* **Required action**
What lines of the data below hold the string "image"? Copy each one out.

* **Records shown**
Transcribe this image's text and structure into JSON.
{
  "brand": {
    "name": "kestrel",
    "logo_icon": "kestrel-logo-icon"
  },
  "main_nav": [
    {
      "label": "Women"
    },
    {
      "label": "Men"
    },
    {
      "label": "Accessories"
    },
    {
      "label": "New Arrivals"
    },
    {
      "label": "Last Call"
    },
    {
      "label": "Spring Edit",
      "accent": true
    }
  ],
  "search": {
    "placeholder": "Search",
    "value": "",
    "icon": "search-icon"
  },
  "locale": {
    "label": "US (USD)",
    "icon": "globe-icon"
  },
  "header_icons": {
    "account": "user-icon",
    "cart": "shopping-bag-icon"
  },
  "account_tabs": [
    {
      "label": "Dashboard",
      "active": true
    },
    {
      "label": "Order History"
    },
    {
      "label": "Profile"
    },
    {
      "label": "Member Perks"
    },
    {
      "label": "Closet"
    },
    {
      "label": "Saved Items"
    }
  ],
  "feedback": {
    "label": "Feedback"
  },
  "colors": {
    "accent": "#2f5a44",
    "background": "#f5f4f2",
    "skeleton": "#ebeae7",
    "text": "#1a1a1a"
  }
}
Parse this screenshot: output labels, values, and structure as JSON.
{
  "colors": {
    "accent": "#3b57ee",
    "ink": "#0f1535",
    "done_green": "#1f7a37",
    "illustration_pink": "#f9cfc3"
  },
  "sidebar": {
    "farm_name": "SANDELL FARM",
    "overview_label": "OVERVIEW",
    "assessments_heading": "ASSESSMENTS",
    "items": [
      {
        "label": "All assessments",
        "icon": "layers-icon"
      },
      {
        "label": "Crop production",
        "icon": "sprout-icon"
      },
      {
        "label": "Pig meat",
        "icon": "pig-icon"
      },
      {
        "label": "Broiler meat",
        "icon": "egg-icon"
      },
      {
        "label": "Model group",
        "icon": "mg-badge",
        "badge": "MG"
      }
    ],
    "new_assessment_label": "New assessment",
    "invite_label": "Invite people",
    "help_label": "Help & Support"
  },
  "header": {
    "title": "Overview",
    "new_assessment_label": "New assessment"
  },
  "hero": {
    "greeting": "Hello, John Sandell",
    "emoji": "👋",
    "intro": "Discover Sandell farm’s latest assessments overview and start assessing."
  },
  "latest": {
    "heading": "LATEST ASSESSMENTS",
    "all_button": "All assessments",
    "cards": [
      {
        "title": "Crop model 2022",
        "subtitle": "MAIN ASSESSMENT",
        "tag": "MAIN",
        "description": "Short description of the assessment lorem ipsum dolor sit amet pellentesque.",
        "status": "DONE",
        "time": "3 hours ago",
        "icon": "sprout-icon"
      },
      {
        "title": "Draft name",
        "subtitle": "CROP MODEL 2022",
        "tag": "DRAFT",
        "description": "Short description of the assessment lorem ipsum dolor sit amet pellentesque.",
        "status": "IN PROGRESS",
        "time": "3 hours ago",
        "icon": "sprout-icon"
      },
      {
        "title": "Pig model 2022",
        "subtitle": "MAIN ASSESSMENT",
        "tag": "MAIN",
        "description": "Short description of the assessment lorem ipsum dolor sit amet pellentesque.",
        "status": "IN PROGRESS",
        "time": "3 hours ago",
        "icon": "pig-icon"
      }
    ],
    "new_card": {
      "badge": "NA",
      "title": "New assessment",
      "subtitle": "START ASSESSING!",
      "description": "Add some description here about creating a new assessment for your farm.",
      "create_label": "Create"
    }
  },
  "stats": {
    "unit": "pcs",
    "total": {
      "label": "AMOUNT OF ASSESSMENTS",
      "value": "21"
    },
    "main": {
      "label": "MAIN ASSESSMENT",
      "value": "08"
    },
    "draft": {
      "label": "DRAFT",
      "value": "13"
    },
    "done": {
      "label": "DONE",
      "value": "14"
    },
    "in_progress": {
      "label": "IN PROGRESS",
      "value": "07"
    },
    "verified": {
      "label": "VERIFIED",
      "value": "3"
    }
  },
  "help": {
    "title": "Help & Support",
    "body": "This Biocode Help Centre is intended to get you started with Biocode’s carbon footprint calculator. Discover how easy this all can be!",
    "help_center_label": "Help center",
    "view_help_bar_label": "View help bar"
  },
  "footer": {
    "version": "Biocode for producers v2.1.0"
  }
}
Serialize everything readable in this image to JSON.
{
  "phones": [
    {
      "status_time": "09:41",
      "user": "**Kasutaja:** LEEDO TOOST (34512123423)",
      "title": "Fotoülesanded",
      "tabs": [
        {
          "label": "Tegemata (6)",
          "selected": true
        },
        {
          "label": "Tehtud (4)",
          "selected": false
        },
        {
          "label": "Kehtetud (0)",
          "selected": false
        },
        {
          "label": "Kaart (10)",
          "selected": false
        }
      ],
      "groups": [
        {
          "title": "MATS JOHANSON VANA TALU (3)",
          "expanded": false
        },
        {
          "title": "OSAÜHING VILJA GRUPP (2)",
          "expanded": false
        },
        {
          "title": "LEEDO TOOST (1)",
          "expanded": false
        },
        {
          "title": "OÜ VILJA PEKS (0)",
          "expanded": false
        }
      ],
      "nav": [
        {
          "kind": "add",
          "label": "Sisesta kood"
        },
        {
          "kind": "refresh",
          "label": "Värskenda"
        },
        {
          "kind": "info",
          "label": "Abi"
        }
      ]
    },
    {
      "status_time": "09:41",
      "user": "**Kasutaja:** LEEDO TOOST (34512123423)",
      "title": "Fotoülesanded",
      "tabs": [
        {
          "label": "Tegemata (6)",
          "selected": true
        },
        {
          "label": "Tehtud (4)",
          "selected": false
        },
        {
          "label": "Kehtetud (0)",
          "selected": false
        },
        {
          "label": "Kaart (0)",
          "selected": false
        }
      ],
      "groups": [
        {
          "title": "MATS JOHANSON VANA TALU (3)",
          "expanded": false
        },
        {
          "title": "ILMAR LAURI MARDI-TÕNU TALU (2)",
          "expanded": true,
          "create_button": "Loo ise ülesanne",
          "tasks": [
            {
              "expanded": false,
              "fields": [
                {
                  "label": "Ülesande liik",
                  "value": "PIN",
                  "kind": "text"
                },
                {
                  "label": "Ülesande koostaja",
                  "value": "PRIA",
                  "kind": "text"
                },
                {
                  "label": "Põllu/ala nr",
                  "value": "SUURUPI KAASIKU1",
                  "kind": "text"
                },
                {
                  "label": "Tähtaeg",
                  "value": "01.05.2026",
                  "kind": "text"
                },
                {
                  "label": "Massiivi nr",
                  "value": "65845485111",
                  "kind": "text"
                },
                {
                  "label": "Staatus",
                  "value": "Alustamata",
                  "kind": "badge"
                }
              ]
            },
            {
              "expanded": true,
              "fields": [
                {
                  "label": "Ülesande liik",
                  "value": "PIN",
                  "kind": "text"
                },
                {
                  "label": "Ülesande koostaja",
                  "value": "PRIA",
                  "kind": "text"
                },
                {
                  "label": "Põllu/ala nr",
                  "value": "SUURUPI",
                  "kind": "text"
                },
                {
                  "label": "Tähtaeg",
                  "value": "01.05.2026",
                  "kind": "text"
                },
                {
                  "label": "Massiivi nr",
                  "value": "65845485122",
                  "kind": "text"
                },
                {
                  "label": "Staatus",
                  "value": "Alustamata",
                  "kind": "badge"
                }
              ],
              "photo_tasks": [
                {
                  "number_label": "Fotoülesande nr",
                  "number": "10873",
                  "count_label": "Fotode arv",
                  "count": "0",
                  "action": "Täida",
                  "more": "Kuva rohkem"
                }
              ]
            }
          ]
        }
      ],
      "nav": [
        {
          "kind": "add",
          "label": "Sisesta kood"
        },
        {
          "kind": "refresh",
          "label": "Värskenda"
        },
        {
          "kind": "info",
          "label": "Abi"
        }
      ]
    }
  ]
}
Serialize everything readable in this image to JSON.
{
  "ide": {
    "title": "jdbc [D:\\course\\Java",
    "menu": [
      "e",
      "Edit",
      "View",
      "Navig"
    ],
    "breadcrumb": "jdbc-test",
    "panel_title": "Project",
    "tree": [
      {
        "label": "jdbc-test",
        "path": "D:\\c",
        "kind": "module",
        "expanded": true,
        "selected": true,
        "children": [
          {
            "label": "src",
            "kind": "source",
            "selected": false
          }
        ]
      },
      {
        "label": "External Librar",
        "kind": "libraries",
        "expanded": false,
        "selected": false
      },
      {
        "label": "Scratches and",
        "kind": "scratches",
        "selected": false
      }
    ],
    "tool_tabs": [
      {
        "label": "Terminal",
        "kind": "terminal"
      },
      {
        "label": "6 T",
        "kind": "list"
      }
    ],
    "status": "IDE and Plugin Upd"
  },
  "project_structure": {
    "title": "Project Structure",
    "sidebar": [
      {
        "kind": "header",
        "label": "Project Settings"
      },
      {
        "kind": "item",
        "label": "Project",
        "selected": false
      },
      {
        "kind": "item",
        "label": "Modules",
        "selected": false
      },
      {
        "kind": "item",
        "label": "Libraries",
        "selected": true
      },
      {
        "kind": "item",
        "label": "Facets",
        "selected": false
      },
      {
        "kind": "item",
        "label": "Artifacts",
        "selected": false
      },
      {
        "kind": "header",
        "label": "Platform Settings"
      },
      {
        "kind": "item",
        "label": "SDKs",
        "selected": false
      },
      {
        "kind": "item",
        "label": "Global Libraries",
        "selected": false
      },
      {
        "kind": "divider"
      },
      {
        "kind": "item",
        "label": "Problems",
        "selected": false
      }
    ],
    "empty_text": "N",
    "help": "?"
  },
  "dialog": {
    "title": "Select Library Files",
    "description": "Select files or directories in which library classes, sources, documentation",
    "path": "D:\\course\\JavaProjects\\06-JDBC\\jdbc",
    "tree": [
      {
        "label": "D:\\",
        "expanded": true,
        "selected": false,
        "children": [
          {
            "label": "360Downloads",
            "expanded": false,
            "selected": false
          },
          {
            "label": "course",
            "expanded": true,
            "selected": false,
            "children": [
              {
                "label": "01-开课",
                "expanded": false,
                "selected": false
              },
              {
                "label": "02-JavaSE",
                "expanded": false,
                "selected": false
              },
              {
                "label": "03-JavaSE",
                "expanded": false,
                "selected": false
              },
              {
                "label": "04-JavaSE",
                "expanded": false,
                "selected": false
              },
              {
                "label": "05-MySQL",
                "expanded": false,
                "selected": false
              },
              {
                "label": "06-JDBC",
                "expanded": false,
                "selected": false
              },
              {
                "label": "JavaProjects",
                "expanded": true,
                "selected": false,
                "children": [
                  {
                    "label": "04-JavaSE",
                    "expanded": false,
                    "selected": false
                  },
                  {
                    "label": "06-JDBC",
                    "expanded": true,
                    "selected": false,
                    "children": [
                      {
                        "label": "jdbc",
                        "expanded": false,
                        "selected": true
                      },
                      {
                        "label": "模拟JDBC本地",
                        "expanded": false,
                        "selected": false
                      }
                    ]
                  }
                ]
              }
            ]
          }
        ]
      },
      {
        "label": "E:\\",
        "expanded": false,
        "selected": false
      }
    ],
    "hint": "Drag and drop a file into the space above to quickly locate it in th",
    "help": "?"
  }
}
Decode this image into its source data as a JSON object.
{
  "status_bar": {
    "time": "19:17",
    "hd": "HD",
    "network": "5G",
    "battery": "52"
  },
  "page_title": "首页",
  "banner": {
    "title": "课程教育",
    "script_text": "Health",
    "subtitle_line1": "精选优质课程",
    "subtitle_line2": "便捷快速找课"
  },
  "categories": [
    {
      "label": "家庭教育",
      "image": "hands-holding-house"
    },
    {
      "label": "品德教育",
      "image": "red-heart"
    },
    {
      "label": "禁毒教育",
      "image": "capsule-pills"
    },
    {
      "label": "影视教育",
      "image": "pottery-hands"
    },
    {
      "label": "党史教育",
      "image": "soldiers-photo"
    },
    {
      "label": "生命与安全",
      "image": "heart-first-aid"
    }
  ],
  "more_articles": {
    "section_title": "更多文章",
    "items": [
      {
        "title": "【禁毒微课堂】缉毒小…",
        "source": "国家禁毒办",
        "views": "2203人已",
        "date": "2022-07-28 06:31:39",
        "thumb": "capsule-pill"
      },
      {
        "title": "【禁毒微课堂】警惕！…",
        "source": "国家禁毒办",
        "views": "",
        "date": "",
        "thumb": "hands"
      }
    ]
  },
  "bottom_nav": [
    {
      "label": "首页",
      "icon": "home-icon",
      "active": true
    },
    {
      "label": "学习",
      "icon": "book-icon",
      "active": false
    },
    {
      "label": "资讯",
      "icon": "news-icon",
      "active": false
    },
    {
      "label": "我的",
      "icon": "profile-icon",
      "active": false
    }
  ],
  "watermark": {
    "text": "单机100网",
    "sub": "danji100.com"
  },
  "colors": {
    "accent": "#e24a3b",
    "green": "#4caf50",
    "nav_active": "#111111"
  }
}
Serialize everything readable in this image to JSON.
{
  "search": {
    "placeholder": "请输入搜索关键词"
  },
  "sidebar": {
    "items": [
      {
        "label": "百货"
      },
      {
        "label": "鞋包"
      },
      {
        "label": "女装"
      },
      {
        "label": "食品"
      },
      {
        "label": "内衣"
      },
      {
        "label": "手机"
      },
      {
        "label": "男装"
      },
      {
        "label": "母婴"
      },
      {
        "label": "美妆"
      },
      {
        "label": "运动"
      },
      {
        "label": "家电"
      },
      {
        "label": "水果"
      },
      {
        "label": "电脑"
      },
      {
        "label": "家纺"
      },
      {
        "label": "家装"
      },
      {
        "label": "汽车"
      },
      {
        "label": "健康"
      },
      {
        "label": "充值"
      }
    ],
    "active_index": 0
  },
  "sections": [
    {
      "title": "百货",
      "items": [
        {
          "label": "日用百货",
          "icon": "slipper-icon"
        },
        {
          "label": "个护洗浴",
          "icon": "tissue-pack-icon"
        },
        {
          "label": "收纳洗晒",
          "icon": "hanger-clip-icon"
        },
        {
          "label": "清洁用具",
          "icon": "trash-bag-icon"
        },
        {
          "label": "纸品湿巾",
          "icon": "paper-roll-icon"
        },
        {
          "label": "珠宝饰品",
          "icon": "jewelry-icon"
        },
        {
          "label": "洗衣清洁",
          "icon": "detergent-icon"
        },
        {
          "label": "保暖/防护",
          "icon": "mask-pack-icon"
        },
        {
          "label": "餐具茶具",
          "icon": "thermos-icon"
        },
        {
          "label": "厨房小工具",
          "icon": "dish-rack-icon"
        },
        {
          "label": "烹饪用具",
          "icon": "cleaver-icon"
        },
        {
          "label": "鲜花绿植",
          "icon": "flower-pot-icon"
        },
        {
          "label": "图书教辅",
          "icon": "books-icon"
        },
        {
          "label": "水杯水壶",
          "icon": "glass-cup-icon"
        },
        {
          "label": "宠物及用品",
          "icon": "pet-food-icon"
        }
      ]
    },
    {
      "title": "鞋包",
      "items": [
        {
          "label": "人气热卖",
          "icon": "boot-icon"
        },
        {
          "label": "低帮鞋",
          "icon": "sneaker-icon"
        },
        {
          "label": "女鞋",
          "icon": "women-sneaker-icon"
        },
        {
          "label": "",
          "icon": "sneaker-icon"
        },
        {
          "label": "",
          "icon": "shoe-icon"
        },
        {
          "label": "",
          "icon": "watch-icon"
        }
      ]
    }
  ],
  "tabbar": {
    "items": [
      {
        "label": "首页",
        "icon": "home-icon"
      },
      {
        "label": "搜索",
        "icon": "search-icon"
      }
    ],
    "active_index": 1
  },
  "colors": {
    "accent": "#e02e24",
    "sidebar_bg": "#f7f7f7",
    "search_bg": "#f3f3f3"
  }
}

* **Solved exercise**
Transcribe this image's text and structure into JSON.
Serialize everything readable in this image to JSON.
Serialize everything readable in this image to JSON.
Decode this image into its source data as a JSON object.
      "image": "hands-holding-house"
      "image": "red-heart"
      "image": "capsule-pills"
      "image": "pottery-hands"
      "image": "soldiers-photo"
      "image": "heart-first-aid"
Serialize everything readable in this image to JSON.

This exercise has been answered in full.